“Downsizing of the Air Force Medical Service and closure of military treatment facilities has decreased the ability to field medical teams with current casualty care and management skills,” Barnes explains.
“We want to reduce the amount of on-the-job training necessary for these doctors, nurses and medical technicians so they can hit the ground running and start saving lives,” he adds. “Everyone has to come together to treat the patient in the end.”
Trainees spend their first two weeks in Texas at Brooks Air Force Base learning the technical skills they need to administer care in an aircraft—for example, how to hook up an oxygen system or which frequency converters to use for redirecting power from the aircraft to run medical equipment.
The last two weeks of the course are spent in a combination of classroom lectures and laboratory work with cadavers at UC and human patient simulators at University Hospital. They also receive hands-on experience caring for fragile patients in University Hospital’s level 1 trauma center and intensive care unit.
Barnes says most trainees are within 90 days of deployment, so the goal is to give medical personnel experience dealing with intense trauma situations before being dropped into the middle of a war zone.
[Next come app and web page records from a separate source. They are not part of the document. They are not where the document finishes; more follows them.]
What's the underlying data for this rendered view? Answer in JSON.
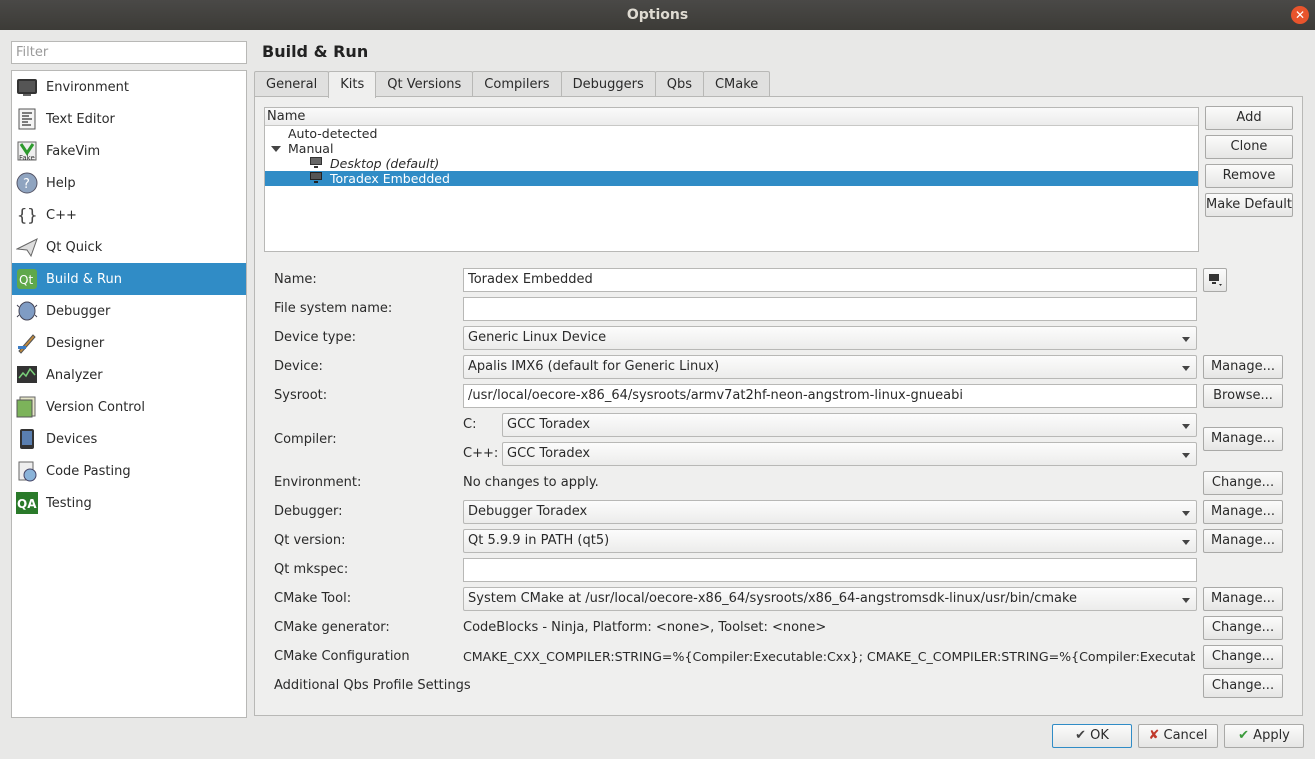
{
  "window": {
    "title": "Options"
  },
  "filter": {
    "placeholder": "Filter"
  },
  "sidebar": {
    "items": [
      {
        "label": "Environment",
        "icon": "monitor-icon"
      },
      {
        "label": "Text Editor",
        "icon": "text-editor-icon"
      },
      {
        "label": "FakeVim",
        "icon": "fakevim-icon"
      },
      {
        "label": "Help",
        "icon": "help-icon"
      },
      {
        "label": "C++",
        "icon": "cpp-braces-icon"
      },
      {
        "label": "Qt Quick",
        "icon": "paper-plane-icon"
      },
      {
        "label": "Build & Run",
        "icon": "qt-build-icon",
        "selected": true
      },
      {
        "label": "Debugger",
        "icon": "debugger-bug-icon"
      },
      {
        "label": "Designer",
        "icon": "designer-brush-icon"
      },
      {
        "label": "Analyzer",
        "icon": "analyzer-icon"
      },
      {
        "label": "Version Control",
        "icon": "version-control-icon"
      },
      {
        "label": "Devices",
        "icon": "device-icon"
      },
      {
        "label": "Code Pasting",
        "icon": "code-pasting-icon"
      },
      {
        "label": "Testing",
        "icon": "qa-testing-icon"
      }
    ]
  },
  "page": {
    "title": "Build & Run"
  },
  "tabs": [
    {
      "label": "General"
    },
    {
      "label": "Kits",
      "active": true
    },
    {
      "label": "Qt Versions"
    },
    {
      "label": "Compilers"
    },
    {
      "label": "Debuggers"
    },
    {
      "label": "Qbs"
    },
    {
      "label": "CMake"
    }
  ],
  "kits_tree": {
    "header": "Name",
    "auto_detected": "Auto-detected",
    "manual": "Manual",
    "kits": [
      {
        "label": "Desktop (default)",
        "italic": true
      },
      {
        "label": "Toradex Embedded",
        "selected": true
      }
    ]
  },
  "kit_buttons": {
    "add": "Add",
    "clone": "Clone",
    "remove": "Remove",
    "make_default": "Make Default"
  },
  "form": {
    "name": {
      "label": "Name:",
      "value": "Toradex Embedded"
    },
    "fs_name": {
      "label": "File system name:",
      "value": ""
    },
    "device_type": {
      "label": "Device type:",
      "value": "Generic Linux Device"
    },
    "device": {
      "label": "Device:",
      "value": "Apalis IMX6 (default for Generic Linux)"
    },
    "sysroot": {
      "label": "Sysroot:",
      "value": "/usr/local/oecore-x86_64/sysroots/armv7at2hf-neon-angstrom-linux-gnueabi"
    },
    "compiler": {
      "label": "Compiler:",
      "c_label": "C:",
      "c_value": "GCC Toradex",
      "cpp_label": "C++:",
      "cpp_value": "GCC Toradex"
    },
    "environment": {
      "label": "Environment:",
      "value": "No changes to apply."
    },
    "debugger": {
      "label": "Debugger:",
      "value": "Debugger Toradex"
    },
    "qt_version": {
      "label": "Qt version:",
      "value": "Qt 5.9.9 in PATH (qt5)"
    },
    "qt_mkspec": {
      "label": "Qt mkspec:",
      "value": ""
    },
    "cmake_tool": {
      "label": "CMake Tool:",
      "value": "System CMake at /usr/local/oecore-x86_64/sysroots/x86_64-angstromsdk-linux/usr/bin/cmake"
    },
    "cmake_generator": {
      "label": "CMake generator:",
      "value": "CodeBlocks - Ninja, Platform: <none>, Toolset: <none>"
    },
    "cmake_config": {
      "label": "CMake Configuration",
      "value": "CMAKE_CXX_COMPILER:STRING=%{Compiler:Executable:Cxx}; CMAKE_C_COMPILER:STRING=%{Compiler:Executable:…"
    },
    "qbs_profile": {
      "label": "Additional Qbs Profile Settings"
    }
  },
  "side_buttons": {
    "manage": "Manage...",
    "browse": "Browse...",
    "change": "Change..."
  },
  "dialog_buttons": {
    "ok": "OK",
    "cancel": "Cancel",
    "apply": "Apply"
  }
}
Medical personnel selected to serve as part of a Critical Care Air Transport (CCAT) team are an elite and honored group in Air Force medicine, according to Barnes. These highly specialized medical teams can create and operate a portable intensive care unit on board any available transport aircraft during flight. Teams are rapidly deployable and serve as the primary component of the Air Force’s Aeromedical Evacuation System.
The three-person CCAT medical teams—consisting of a criticalcare- trained physician (such as a cardiologist, pulmonologist or surgeon), a critical care nurse and a respiratory technician—must have experience treating critically ill or injured patients with multi-system trauma, shock, burns, respiratory failure, multiple organ failure and other life-threatening conditions. The complex, critical nature of the patient’s condition requires continuous stabilization, life-saving invasive interventions during flight and life-or-death decision making.
“You can’t fully prepare someone for life as a medical officer on the battlefield,” Barnes says, “but the C-STARS training program helps ensure that our folks are well trained and safe before taking care of our wounded soldiers.”
Barnes and his team have built an aircraft training simulator that accurately mimics all the conditions of critical care air transport, except the fatigue that results from constant vibration and movement inside the aircraft. Trainees experience that fatigue on the last day of class when the newly formed CCAT team flies its first mission on a real aircraft (using the patient simulator) at Wright-Patterson Air Force Base.
The walls of the simulated aircraft are painted dark gray, and only red emergency lights illuminate the cabin, which recreates the environment inside C-130 and C- 17 aircrafts used to move wounded soldiers out of danger. The sounds of churning aircraft engines and wind resistance are pumped in at 65 decibels during training exercises.
And in the middle of it all are two human patient simulators—complete with beating hearts, breathing lungs and real-time vital signs—that the CCAT team must keep “alive” until reaching their destination.
“Some of our trainees have accused us of making the scenarios unrealistically complex,” recalls Barnes. “But after they’ve been in a combat zone, they realize that many patients survived because the simulator training prepared them to deal with an extreme set of circumstances.
Advanced human patient simulation has become a valuable tool in the preparation of our military medics.
“It doesn’t matter if you are part of an enemy force or a United States Army commander—if you come through that hospital door with a pulse, we’ll do our best to fix you,” says Barnes.
Barnes, who expects to be deployed to the Middle East again in January 2008 for a four- to six month tour of duty, lives in Northern Kentucky with his wife, Mary, and four children.